By Mia Poliquin Pross, Esq.
A durable financial power of attorney is a legal document that names a trusted person to handle your finances if you can’t do so on your own. In my elder law practice, I find that people often misunderstand this document. I also see a lot of documents that are invalid or insufficient. This is sometimes discovered when it’s too late – after someone loses the capacity to sign new legal documents. Loved ones can then end up in lengthy and expensive court proceedings to try to help.
A well-drafted durable financial power of attorney can avoid problems in the future, but common misconceptions sometimes get in the way. For example, a personal representative named in a will can’t handle your finances while you’re alive because your will doesn’t go into effect until you pass away. Similarly, a health care directive will not give your loved one the power they need to deal with finances. In addition, spouses can’t automatically handle all financial matters for one another. That is why a basic estate plan typically includes three documents: a will, durable financial power of attorney, and health care power of attorney with advanced care directives. Each document has a different purpose.

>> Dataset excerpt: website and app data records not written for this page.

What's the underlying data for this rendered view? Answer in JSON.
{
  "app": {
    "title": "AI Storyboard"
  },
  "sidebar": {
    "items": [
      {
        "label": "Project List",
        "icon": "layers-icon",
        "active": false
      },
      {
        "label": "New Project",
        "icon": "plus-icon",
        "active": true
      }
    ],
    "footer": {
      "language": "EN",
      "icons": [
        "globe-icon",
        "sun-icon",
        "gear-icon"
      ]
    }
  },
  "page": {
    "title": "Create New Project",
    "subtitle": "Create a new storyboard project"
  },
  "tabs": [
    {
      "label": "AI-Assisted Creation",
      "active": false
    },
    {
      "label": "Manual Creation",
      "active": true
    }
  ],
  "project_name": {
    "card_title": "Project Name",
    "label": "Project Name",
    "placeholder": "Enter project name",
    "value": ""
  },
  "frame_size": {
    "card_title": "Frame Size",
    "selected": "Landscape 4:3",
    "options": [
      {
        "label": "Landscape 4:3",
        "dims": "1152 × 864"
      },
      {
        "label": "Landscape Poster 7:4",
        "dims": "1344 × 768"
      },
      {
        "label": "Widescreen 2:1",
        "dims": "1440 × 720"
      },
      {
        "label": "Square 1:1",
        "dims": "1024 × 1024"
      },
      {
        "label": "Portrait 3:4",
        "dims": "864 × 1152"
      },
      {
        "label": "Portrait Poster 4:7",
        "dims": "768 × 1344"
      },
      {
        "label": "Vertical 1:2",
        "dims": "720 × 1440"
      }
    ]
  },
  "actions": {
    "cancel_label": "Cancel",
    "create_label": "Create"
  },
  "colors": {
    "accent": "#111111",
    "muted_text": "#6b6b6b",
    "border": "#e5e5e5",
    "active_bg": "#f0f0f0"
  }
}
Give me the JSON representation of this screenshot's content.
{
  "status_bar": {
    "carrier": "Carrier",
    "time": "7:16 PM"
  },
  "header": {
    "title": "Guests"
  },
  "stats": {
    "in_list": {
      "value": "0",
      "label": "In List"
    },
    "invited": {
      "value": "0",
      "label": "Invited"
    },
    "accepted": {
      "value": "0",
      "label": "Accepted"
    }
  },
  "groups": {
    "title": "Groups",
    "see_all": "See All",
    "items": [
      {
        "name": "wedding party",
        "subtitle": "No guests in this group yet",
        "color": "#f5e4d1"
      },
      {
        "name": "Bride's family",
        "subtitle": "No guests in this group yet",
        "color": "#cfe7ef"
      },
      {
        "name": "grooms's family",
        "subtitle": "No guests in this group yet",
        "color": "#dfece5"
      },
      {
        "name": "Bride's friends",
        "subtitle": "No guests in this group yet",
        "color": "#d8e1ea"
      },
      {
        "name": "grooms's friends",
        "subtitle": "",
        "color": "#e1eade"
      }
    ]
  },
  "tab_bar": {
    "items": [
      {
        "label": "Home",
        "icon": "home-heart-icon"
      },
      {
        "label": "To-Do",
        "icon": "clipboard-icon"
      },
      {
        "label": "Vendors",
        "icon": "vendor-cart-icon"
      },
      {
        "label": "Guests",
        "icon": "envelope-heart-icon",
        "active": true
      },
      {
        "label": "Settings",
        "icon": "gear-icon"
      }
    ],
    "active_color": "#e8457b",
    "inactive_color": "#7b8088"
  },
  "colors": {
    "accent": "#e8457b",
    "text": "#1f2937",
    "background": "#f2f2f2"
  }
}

Power of attorney documents are not “one size fits all” either. There are general powers that most documents include. There are also several optional powers that must be mentioned specifically if you want your agent to have those powers. Optional powers are very important for long term care planning purposes, and they are often overlooked. There is substantial risk to your finances and well-being if any powers are abused. There are also statutory requirements that must be met for the document to be valid. Thus, you should seek competent legal advice to explain the various powers and risks, and to draft a power of attorney document that meets your individual needs as part of your complete estate plan.
Originally published in the Sun Journal – April 26, 2020